Sound — 7
Ihsahn is a solo artist better known for his previous work with the black metal band Emperor. This album, however, goes far beyond the realms of black metal and touches on many different metal sub-genres such as symphonic, progressive, and death. The entire album is bristling with innovative and interesting sections, infectious riffs, and some pretty sick solos.
Lyrics — 9

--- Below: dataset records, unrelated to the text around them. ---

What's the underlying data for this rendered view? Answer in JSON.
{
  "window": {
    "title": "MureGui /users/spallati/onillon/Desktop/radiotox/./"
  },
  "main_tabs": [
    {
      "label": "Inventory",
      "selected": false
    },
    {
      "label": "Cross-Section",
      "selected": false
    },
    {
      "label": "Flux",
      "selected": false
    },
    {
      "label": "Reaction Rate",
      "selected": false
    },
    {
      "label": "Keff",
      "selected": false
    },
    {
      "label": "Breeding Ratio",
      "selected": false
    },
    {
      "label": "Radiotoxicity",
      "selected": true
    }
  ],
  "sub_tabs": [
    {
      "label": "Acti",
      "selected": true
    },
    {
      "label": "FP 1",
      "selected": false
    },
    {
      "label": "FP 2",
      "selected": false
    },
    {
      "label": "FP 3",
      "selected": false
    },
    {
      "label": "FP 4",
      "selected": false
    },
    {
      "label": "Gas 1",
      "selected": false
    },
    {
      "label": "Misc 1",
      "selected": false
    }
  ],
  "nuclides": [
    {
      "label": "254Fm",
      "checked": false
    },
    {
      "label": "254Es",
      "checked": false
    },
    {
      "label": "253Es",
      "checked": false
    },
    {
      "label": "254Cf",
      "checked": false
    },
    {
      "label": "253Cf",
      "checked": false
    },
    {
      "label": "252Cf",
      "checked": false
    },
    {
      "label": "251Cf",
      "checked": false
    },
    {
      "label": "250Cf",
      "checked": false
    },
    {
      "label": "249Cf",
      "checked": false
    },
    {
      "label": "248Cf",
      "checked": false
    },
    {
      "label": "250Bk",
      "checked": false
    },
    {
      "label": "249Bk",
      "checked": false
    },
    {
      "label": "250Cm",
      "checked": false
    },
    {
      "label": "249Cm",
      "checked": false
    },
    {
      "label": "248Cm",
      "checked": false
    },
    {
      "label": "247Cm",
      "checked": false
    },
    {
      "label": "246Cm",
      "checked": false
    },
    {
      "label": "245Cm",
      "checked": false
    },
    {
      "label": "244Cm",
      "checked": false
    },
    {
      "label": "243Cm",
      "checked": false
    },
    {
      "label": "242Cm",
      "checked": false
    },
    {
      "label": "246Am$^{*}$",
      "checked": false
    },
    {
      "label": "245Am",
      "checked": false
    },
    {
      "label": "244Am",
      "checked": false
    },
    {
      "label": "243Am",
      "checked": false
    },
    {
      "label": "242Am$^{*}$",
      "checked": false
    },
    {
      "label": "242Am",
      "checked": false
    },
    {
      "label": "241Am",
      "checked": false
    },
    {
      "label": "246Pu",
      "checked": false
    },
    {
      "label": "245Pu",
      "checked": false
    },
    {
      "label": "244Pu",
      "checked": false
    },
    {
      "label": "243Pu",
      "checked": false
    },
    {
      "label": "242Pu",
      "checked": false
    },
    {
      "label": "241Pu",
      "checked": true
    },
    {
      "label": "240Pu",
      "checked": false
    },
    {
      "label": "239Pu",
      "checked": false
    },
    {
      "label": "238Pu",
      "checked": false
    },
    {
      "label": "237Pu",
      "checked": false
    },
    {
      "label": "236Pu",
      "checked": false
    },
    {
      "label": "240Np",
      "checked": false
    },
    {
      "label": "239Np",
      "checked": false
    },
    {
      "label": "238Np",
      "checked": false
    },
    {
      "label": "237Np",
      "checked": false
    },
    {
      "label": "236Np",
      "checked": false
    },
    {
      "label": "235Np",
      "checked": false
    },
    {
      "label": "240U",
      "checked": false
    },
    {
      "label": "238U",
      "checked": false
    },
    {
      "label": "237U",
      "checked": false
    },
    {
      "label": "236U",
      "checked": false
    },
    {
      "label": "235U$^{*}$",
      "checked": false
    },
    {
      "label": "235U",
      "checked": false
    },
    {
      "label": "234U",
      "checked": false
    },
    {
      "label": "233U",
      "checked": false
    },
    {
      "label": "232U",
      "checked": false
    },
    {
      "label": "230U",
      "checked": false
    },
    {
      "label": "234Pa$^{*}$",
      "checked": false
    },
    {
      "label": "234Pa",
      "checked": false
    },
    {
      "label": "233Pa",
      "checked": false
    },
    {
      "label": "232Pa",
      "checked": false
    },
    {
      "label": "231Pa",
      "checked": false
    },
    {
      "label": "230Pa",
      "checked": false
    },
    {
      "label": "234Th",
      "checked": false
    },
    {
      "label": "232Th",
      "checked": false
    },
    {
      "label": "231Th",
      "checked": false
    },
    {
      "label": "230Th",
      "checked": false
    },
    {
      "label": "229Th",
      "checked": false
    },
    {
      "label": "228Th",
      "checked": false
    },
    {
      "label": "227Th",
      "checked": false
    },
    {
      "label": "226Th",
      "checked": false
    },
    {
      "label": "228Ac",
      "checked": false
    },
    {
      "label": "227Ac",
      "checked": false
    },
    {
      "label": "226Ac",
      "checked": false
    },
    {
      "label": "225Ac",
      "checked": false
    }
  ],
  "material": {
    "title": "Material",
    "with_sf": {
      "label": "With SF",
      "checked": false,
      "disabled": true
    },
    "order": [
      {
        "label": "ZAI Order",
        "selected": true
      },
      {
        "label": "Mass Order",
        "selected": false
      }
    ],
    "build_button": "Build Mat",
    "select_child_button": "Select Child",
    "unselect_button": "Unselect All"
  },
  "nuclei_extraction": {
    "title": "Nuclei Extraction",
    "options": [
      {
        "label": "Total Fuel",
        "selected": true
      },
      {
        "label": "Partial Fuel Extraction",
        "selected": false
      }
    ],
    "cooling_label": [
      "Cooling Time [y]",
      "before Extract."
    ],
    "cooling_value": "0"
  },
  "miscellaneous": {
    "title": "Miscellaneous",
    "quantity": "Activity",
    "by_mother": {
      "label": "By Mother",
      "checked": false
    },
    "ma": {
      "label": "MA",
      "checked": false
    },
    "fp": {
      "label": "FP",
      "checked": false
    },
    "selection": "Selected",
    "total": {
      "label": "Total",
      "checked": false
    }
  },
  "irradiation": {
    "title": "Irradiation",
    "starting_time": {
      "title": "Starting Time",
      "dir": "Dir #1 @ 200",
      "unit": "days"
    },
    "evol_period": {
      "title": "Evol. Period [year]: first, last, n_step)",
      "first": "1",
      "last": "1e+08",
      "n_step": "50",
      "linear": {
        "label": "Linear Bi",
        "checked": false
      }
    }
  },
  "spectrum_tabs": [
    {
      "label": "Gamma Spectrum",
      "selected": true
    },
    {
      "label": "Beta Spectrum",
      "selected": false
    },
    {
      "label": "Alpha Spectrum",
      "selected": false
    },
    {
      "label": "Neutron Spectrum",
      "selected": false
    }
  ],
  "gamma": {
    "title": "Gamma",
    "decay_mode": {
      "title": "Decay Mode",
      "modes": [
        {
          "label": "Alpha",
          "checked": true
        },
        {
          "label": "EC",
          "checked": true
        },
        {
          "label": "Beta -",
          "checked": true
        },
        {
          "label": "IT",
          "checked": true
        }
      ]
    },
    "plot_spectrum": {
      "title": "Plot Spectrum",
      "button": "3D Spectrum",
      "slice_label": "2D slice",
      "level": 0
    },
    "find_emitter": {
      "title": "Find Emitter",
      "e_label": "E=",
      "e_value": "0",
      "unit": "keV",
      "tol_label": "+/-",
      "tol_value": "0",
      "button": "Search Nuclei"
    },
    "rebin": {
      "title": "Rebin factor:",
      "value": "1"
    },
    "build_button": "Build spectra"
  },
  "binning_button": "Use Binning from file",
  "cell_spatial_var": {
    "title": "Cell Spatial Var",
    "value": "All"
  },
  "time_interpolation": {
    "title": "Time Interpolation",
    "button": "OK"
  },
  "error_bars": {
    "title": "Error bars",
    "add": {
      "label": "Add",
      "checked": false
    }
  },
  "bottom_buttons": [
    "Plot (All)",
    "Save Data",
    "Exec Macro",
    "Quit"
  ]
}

The lyrics of this album, like most of Ihsahn's work, center around the occult. There is a strong theme of individualism and Atheism in his writings, especially on the tracks "Unhealer" and "Monolith." The lyrics fit the music very well, as they are both dark, aggressive, and emotional. I should also mention that Mikael kerfeldt of Opeth fame does guest vocals on the track "Unhealer," and as usual his singing and death growls are top-notch. In the chorus of that song kerfeldt and Ihsahn trade off and go back-and-forth with the phrases, creating an interesting contrast with Mikael's death growls and Ihsahn's black metal shrieks. Both are surprisingly easy to understand. Ihsahn also employs clean singing throughout the album, and in my opinion his clean voice is perfect for bringing out the mystic, occult imagery of the lyrics.
Overall Impression — 8
This is a very multi-layered album which takes a lot of listens to fully decipher. After listening to the album a few times the words that came to my mind were "innovation," "talent," "meaningful," and "epic." Ihsahn is a very experienced artist and he knows how to make good music. The catchy harmonizing guitar lines are often peppered with passages from instruments such as the piano, acoustic guitar, violin, and cello. The songs can switch from chaotic and dissonant to beautifully melodic in an instant. It's just very well-structured, intelligent metal music. My favorite songs are "Unhealer," "Emancipation," "Scarab," and "Elevator." On the song "Elevator" Ihsahn uses something called a Shepherd Scale, which is like an optical illusion for your ears. It creates the feeling that the pitch is constantly going down even though it is not. It's somewhat unnerving and feels like a descent into hell, but it creates a really unique and notable song. The fact that he even knows how to use stuff like Shepherd Scales sets him high above the sea of mediocre metal artists that populate our record stores. There are a few tracks which are more straight-up chaotic metal than anything else which I don't like as much, namely "Misanthrope" and "Malediction." I also didn't like how repetitive some of the songs got, especially the two tracks mentioned above. They seemed more like filler songs which were just put there to appease the old-school Emperor fans. But all-in-all it's a wonderful album which showcases the kind of quality music an intelligent and dedicated mind can produce. If it were stolen I'd just burn a new copy since it's ripped on to my computer, but if for some reason I couldn't I would still buy it again. I am going to try to find Ihsahn's other solo album soon as he is definitely worth the time it takes to listen.